→ **Task brief**: Without the pictures, output all of the data exactly.

----------

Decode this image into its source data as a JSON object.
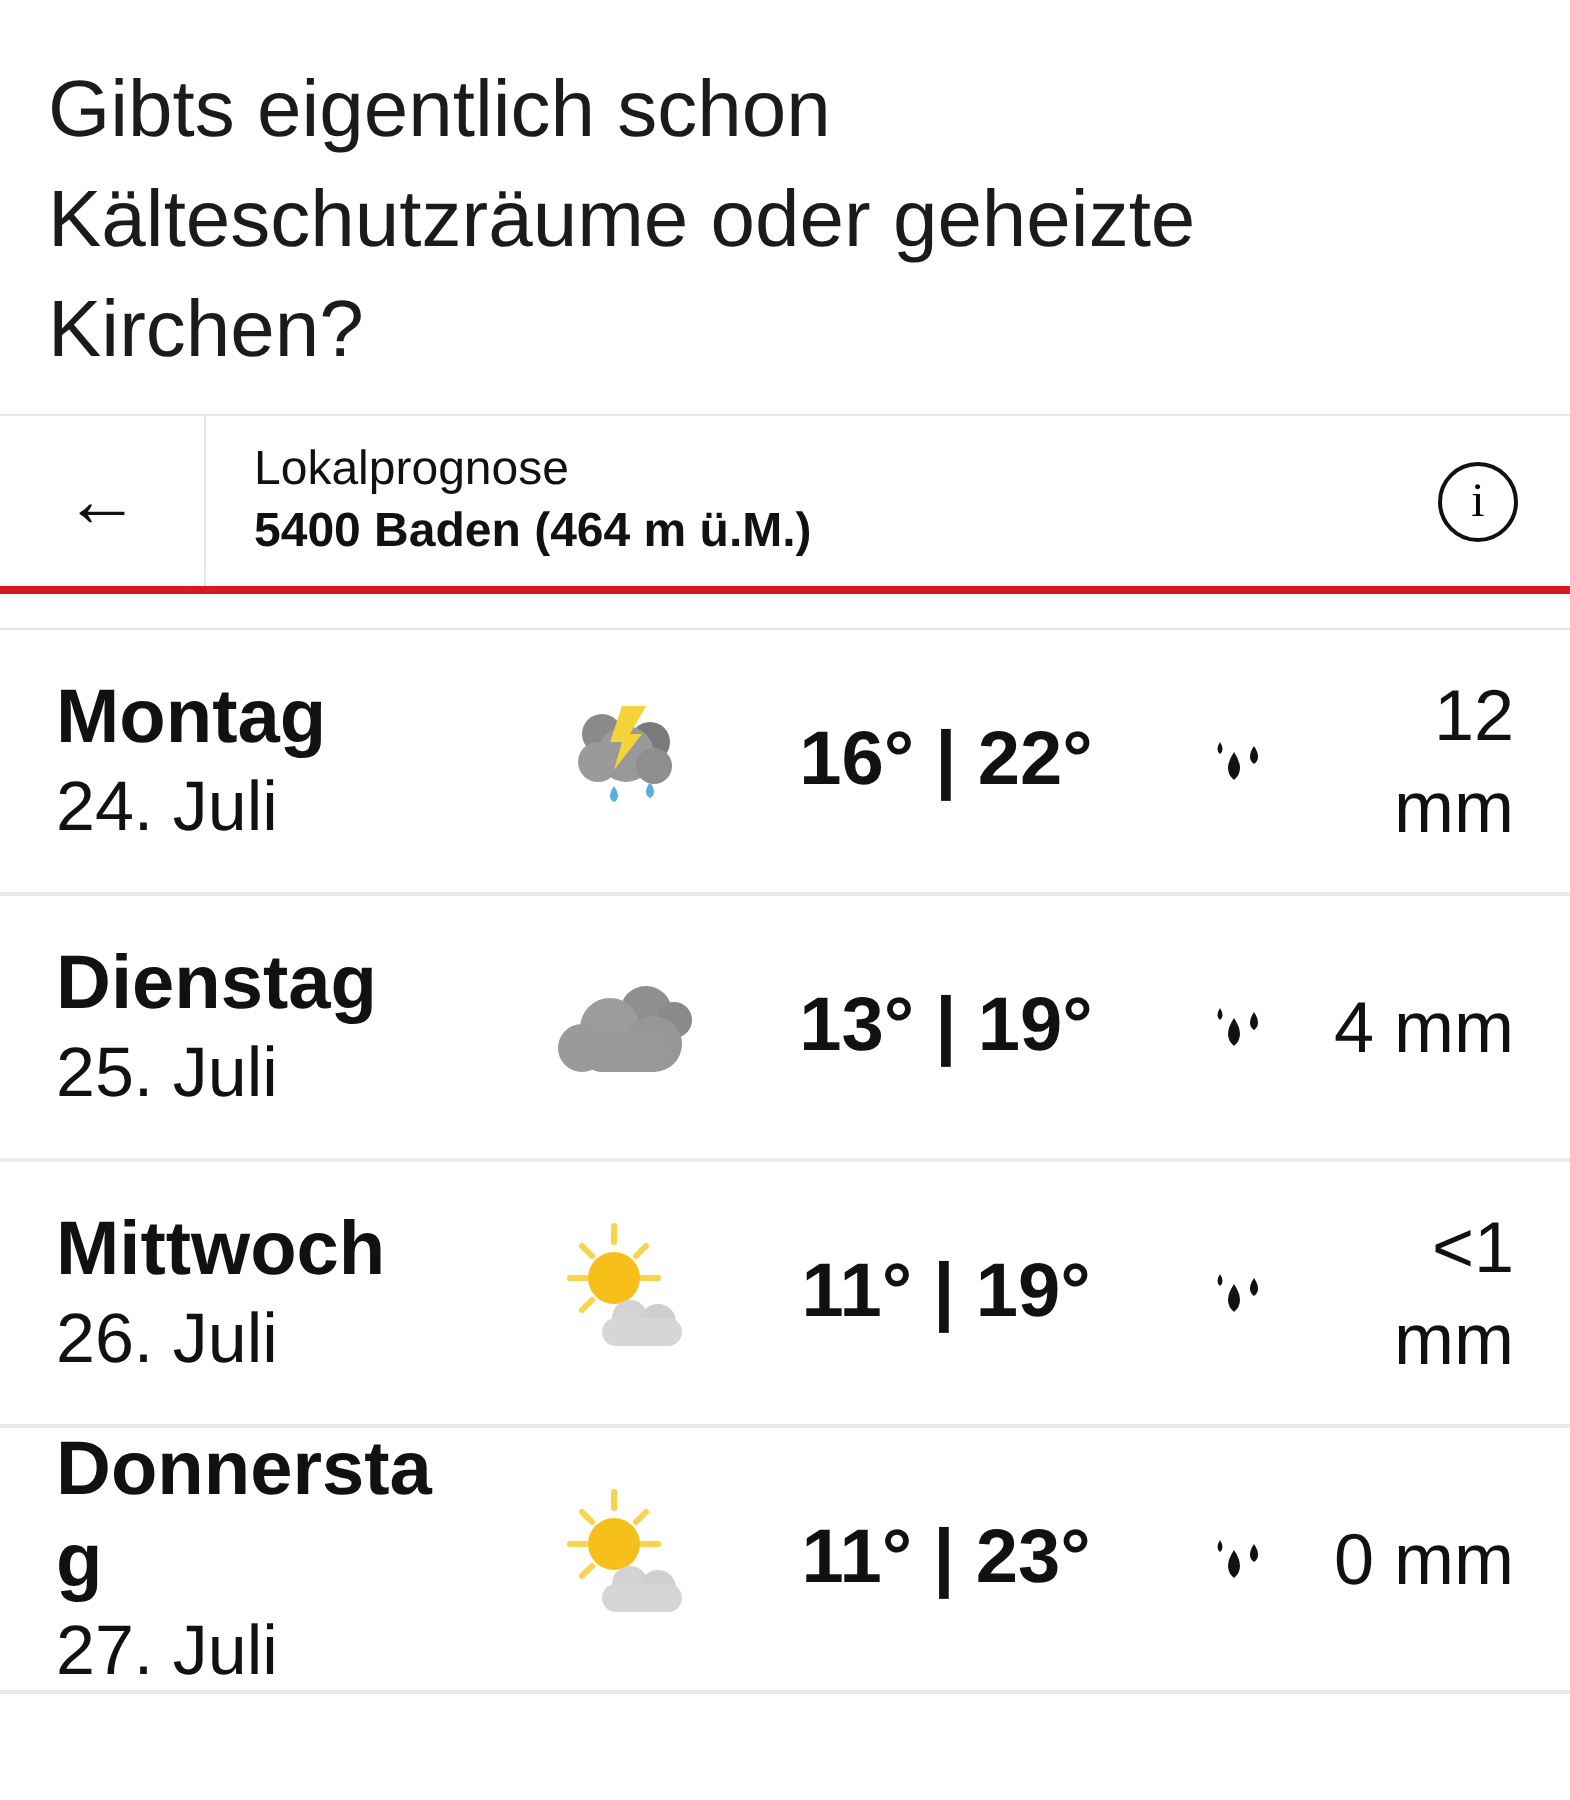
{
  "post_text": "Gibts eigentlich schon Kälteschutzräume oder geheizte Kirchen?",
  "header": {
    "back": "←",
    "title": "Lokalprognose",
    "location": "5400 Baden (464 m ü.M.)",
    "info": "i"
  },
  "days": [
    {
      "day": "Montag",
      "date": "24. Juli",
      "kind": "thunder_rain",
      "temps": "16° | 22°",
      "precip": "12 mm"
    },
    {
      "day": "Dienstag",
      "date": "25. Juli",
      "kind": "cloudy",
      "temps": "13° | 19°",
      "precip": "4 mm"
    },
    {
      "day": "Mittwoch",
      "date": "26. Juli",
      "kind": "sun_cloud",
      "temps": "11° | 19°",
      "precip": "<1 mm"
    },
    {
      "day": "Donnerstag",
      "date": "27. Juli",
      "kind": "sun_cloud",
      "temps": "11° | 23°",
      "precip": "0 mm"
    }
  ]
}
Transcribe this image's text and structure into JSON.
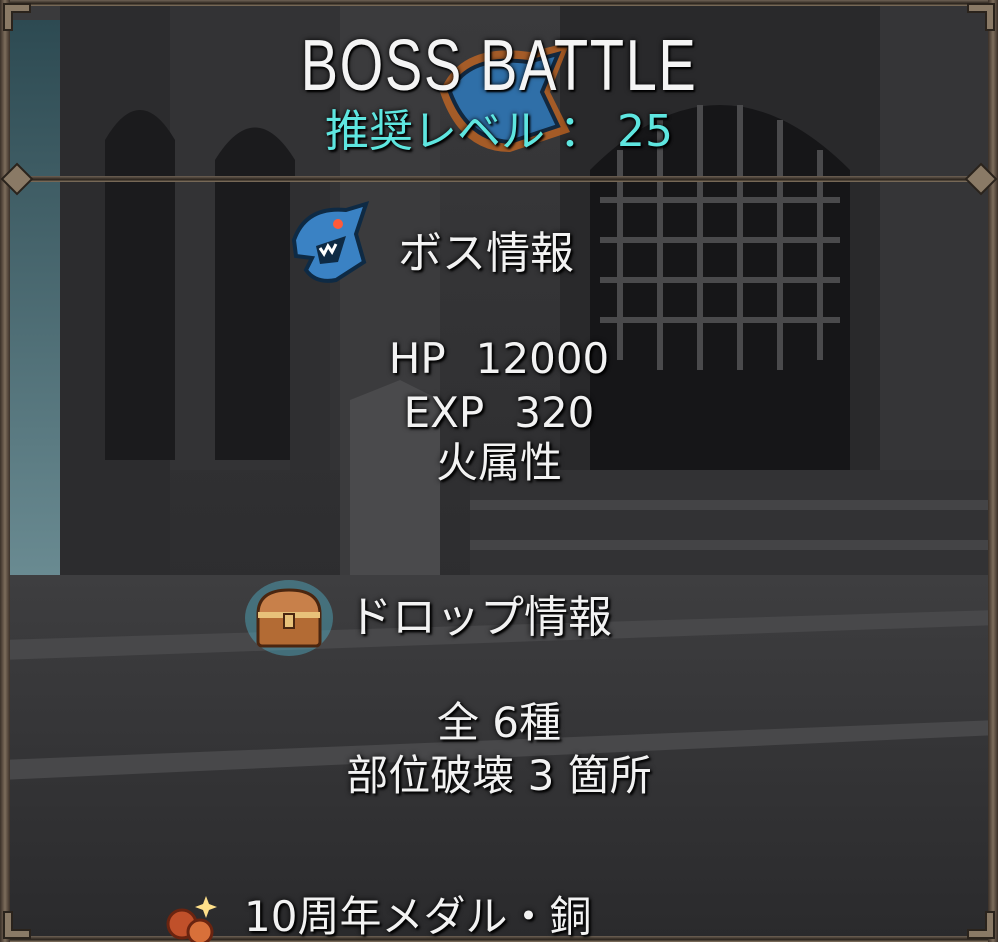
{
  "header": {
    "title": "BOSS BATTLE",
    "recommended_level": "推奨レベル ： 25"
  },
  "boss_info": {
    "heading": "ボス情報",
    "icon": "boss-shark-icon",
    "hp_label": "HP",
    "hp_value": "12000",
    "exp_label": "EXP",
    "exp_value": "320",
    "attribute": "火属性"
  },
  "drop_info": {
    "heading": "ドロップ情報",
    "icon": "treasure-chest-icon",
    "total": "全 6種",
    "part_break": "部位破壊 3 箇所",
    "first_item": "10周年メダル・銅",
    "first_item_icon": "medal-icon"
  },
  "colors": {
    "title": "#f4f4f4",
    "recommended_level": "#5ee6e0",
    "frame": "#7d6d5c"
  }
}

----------

→ **Reply to the exercise**:
Decode this image into its source data as a JSON object.
{
  "post_text": "Gibts eigentlich schon Kälteschutzräume oder geheizte Kirchen?",
  "header": {
    "back": "←",
    "title": "Lokalprognose",
    "location": "5400 Baden (464 m ü.M.)",
    "info": "i"
  },
  "days": [
    {
      "day": "Montag",
      "date": "24. Juli",
      "kind": "thunder_rain",
      "temps": "16° | 22°",
      "precip": "12 mm"
    },
    {
      "day": "Dienstag",
      "date": "25. Juli",
      "kind": "cloudy",
      "temps": "13° | 19°",
      "precip": "4 mm"
    },
    {
      "day": "Mittwoch",
      "date": "26. Juli",
      "kind": "sun_cloud",
      "temps": "11° | 19°",
      "precip": "<1 mm"
    },
    {
      "day": "Donnerstag",
      "date": "27. Juli",
      "kind": "sun_cloud",
      "temps": "11° | 23°",
      "precip": "0 mm"
    }
  ]
}
Transcribe this image's text and structure into JSON.
{
  "header": {
    "title": "BOSS BATTLE",
    "recommended_level": "推奨レベル ： 25"
  },
  "boss_info": {
    "heading": "ボス情報",
    "icon": "boss-shark-icon",
    "hp_label": "HP",
    "hp_value": "12000",
    "exp_label": "EXP",
    "exp_value": "320",
    "attribute": "火属性"
  },
  "drop_info": {
    "heading": "ドロップ情報",
    "icon": "treasure-chest-icon",
    "total": "全 6種",
    "part_break": "部位破壊 3 箇所",
    "first_item": "10周年メダル・銅",
    "first_item_icon": "medal-icon"
  },
  "colors": {
    "title": "#f4f4f4",
    "recommended_level": "#5ee6e0",
    "frame": "#7d6d5c"
  }
}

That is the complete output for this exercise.